Explore different ways to create engaging, affordable exhibits for unique spaces through this new workshop on exhibit design and development for small museums. You will learn practical skills for creating exhibit panels, interactive displays, and object cases while keeping to a small budget. In this workshop you will also be provided with tips for developing exhibits in historic and non-traditional museum spaces.
To make informed decisions for archaeological testing and surveying, practitioners need to be aware of current and past landforms and earth's surfaces and the processes that shape them. This is crucial information particularly when considering older archaeological sites and deposits.
Such information can be gleaned from the discipline of geomorphology which can be described as the history of landforms including what is happening now and will later become part of the landscape's history. Geomorphological processes include erosion, sedimentation, landslides, etc, resulting from various processes such as sea-level change, earthquakes, volcanism and glaciation among others.

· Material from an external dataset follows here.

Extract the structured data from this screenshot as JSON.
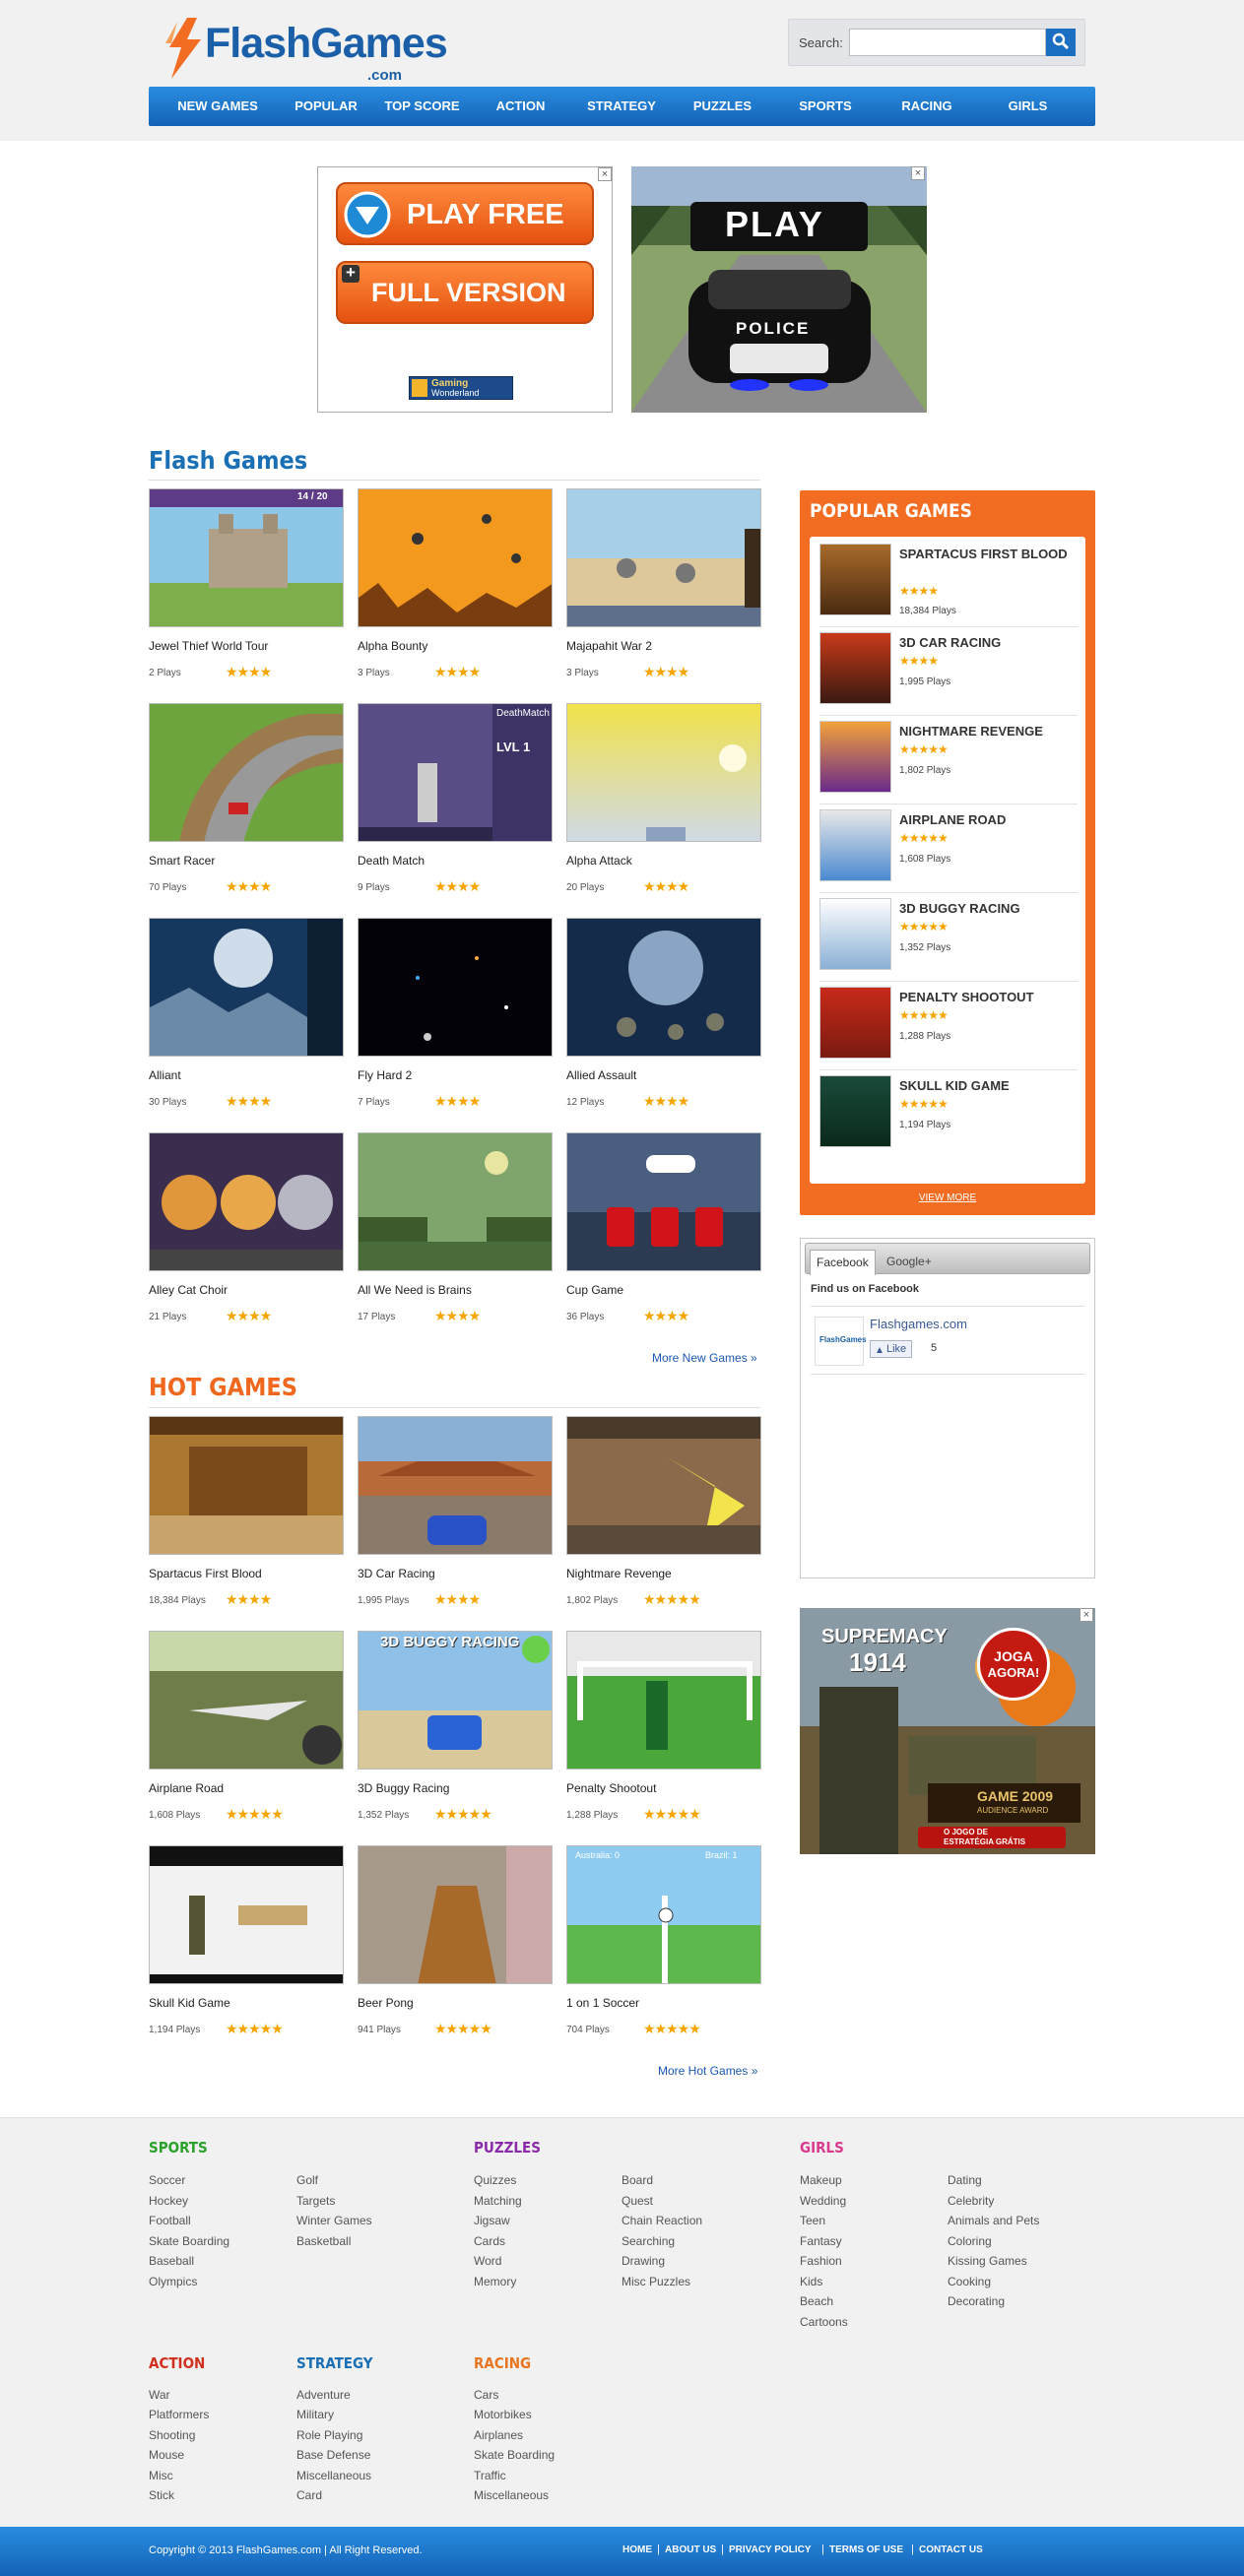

The human osteology workshop/short course is designed to provide an hands-on introduction or refreshment in human skeletal anatomy, that is suitable for professionals working in cultural/heritage resource management and field archaeologists; coroners, polices officers or other medicolegal death investigators; museums professionals and curators; or individuals that have an interest in learning more about the subject. Over a 3-day intensive period, this workshop will focus on the identification of individual bones from the human skeleton, but it will also cover differences between human and non-human remains, sex and age variation, field recovery and curation of human remains, and brief references to taphonomy and paleopathology.
HRM Business & Project Management Workshop (Online only)
This module-based course can be completed online over 10 weeks, or each module can be taken over a 2-week period. This course contextualizes the business of heritage resource management by targeting five clusters of essential concepts and tools in business management: accounting and finance; marketing, sales, and contracting; human resources, labour, economics, corporate governance, and risk management; and business models, innovation, and globalization.